= Beginning of Section =

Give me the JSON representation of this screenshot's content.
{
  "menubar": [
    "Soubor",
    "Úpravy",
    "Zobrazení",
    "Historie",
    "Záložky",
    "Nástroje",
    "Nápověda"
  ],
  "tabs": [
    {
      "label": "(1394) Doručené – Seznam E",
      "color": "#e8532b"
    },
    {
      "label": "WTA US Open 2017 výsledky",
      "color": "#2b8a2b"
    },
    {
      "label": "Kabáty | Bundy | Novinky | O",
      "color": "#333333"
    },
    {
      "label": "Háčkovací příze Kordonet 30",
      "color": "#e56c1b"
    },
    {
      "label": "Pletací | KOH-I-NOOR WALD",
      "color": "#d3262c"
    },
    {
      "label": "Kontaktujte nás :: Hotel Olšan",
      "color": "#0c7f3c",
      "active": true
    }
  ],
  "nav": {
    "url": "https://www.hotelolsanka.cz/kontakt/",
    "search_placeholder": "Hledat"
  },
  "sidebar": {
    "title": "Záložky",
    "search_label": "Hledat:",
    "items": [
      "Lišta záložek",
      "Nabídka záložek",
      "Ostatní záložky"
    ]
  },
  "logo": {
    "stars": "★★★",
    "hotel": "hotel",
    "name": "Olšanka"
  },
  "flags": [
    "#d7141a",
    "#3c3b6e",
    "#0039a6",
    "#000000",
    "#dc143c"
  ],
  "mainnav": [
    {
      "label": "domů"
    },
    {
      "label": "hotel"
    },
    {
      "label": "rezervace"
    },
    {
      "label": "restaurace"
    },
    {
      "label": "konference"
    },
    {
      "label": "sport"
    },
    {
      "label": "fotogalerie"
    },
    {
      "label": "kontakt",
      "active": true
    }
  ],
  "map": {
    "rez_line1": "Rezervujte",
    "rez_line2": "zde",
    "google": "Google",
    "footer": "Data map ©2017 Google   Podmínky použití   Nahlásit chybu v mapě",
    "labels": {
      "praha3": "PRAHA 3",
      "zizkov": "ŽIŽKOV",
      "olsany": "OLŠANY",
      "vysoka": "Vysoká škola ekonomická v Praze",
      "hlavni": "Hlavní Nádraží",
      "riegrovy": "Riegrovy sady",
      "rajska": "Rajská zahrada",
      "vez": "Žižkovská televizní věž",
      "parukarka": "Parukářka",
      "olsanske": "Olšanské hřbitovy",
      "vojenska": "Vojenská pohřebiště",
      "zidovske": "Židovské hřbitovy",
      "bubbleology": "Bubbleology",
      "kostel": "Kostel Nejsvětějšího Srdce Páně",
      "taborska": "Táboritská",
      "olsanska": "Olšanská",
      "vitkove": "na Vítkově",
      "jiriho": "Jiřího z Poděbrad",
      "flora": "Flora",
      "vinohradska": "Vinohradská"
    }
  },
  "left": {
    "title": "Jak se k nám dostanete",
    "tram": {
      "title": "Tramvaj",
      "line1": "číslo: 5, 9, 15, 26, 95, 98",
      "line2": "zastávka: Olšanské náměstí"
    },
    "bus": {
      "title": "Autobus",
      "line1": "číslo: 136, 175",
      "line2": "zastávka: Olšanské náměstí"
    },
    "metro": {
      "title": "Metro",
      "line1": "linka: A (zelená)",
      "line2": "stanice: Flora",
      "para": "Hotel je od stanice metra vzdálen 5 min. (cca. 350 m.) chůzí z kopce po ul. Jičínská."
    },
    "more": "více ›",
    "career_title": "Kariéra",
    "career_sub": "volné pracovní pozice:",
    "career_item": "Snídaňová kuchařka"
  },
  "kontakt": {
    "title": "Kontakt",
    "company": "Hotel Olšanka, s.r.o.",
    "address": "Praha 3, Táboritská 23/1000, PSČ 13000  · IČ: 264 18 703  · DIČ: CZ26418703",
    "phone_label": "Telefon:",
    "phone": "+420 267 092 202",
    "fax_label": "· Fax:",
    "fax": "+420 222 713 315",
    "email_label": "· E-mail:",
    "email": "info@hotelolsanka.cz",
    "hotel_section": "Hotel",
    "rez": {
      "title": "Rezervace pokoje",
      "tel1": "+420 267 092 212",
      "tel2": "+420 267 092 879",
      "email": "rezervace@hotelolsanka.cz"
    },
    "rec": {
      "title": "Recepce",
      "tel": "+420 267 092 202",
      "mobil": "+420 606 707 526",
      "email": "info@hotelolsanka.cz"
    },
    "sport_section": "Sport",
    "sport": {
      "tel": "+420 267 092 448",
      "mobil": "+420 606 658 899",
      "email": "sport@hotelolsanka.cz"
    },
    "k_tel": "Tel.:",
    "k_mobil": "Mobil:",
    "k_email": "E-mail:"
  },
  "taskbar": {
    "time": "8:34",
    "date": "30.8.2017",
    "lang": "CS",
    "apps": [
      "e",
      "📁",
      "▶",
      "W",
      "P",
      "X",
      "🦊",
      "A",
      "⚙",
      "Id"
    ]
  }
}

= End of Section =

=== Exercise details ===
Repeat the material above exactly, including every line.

=== Response to the task ===
Give me the JSON representation of this screenshot's content.
{
  "menubar": [
    "Soubor",
    "Úpravy",
    "Zobrazení",
    "Historie",
    "Záložky",
    "Nástroje",
    "Nápověda"
  ],
  "tabs": [
    {
      "label": "(1394) Doručené – Seznam E",
      "color": "#e8532b"
    },
    {
      "label": "WTA US Open 2017 výsledky",
      "color": "#2b8a2b"
    },
    {
      "label": "Kabáty | Bundy | Novinky | O",
      "color": "#333333"
    },
    {
      "label": "Háčkovací příze Kordonet 30",
      "color": "#e56c1b"
    },
    {
      "label": "Pletací | KOH-I-NOOR WALD",
      "color": "#d3262c"
    },
    {
      "label": "Kontaktujte nás :: Hotel Olšan",
      "color": "#0c7f3c",
      "active": true
    }
  ],
  "nav": {
    "url": "https://www.hotelolsanka.cz/kontakt/",
    "search_placeholder": "Hledat"
  },
  "sidebar": {
    "title": "Záložky",
    "search_label": "Hledat:",
    "items": [
      "Lišta záložek",
      "Nabídka záložek",
      "Ostatní záložky"
    ]
  },
  "logo": {
    "stars": "★★★",
    "hotel": "hotel",
    "name": "Olšanka"
  },
  "flags": [
    "#d7141a",
    "#3c3b6e",
    "#0039a6",
    "#000000",
    "#dc143c"
  ],
  "mainnav": [
    {
      "label": "domů"
    },
    {
      "label": "hotel"
    },
    {
      "label": "rezervace"
    },
    {
      "label": "restaurace"
    },
    {
      "label": "konference"
    },
    {
      "label": "sport"
    },
    {
      "label": "fotogalerie"
    },
    {
      "label": "kontakt",
      "active": true
    }
  ],
  "map": {
    "rez_line1": "Rezervujte",
    "rez_line2": "zde",
    "google": "Google",
    "footer": "Data map ©2017 Google   Podmínky použití   Nahlásit chybu v mapě",
    "labels": {
      "praha3": "PRAHA 3",
      "zizkov": "ŽIŽKOV",
      "olsany": "OLŠANY",
      "vysoka": "Vysoká škola ekonomická v Praze",
      "hlavni": "Hlavní Nádraží",
      "riegrovy": "Riegrovy sady",
      "rajska": "Rajská zahrada",
      "vez": "Žižkovská televizní věž",
      "parukarka": "Parukářka",
      "olsanske": "Olšanské hřbitovy",
      "vojenska": "Vojenská pohřebiště",
      "zidovske": "Židovské hřbitovy",
      "bubbleology": "Bubbleology",
      "kostel": "Kostel Nejsvětějšího Srdce Páně",
      "taborska": "Táboritská",
      "olsanska": "Olšanská",
      "vitkove": "na Vítkově",
      "jiriho": "Jiřího z Poděbrad",
      "flora": "Flora",
      "vinohradska": "Vinohradská"
    }
  },
  "left": {
    "title": "Jak se k nám dostanete",
    "tram": {
      "title": "Tramvaj",
      "line1": "číslo: 5, 9, 15, 26, 95, 98",
      "line2": "zastávka: Olšanské náměstí"
    },
    "bus": {
      "title": "Autobus",
      "line1": "číslo: 136, 175",
      "line2": "zastávka: Olšanské náměstí"
    },
    "metro": {
      "title": "Metro",
      "line1": "linka: A (zelená)",
      "line2": "stanice: Flora",
      "para": "Hotel je od stanice metra vzdálen 5 min. (cca. 350 m.) chůzí z kopce po ul. Jičínská."
    },
    "more": "více ›",
    "career_title": "Kariéra",
    "career_sub": "volné pracovní pozice:",
    "career_item": "Snídaňová kuchařka"
  },
  "kontakt": {
    "title": "Kontakt",
    "company": "Hotel Olšanka, s.r.o.",
    "address": "Praha 3, Táboritská 23/1000, PSČ 13000  · IČ: 264 18 703  · DIČ: CZ26418703",
    "phone_label": "Telefon:",
    "phone": "+420 267 092 202",
    "fax_label": "· Fax:",
    "fax": "+420 222 713 315",
    "email_label": "· E-mail:",
    "email": "info@hotelolsanka.cz",
    "hotel_section": "Hotel",
    "rez": {
      "title": "Rezervace pokoje",
      "tel1": "+420 267 092 212",
      "tel2": "+420 267 092 879",
      "email": "rezervace@hotelolsanka.cz"
    },
    "rec": {
      "title": "Recepce",
      "tel": "+420 267 092 202",
      "mobil": "+420 606 707 526",
      "email": "info@hotelolsanka.cz"
    },
    "sport_section": "Sport",
    "sport": {
      "tel": "+420 267 092 448",
      "mobil": "+420 606 658 899",
      "email": "sport@hotelolsanka.cz"
    },
    "k_tel": "Tel.:",
    "k_mobil": "Mobil:",
    "k_email": "E-mail:"
  },
  "taskbar": {
    "time": "8:34",
    "date": "30.8.2017",
    "lang": "CS",
    "apps": [
      "e",
      "📁",
      "▶",
      "W",
      "P",
      "X",
      "🦊",
      "A",
      "⚙",
      "Id"
    ]
  }
}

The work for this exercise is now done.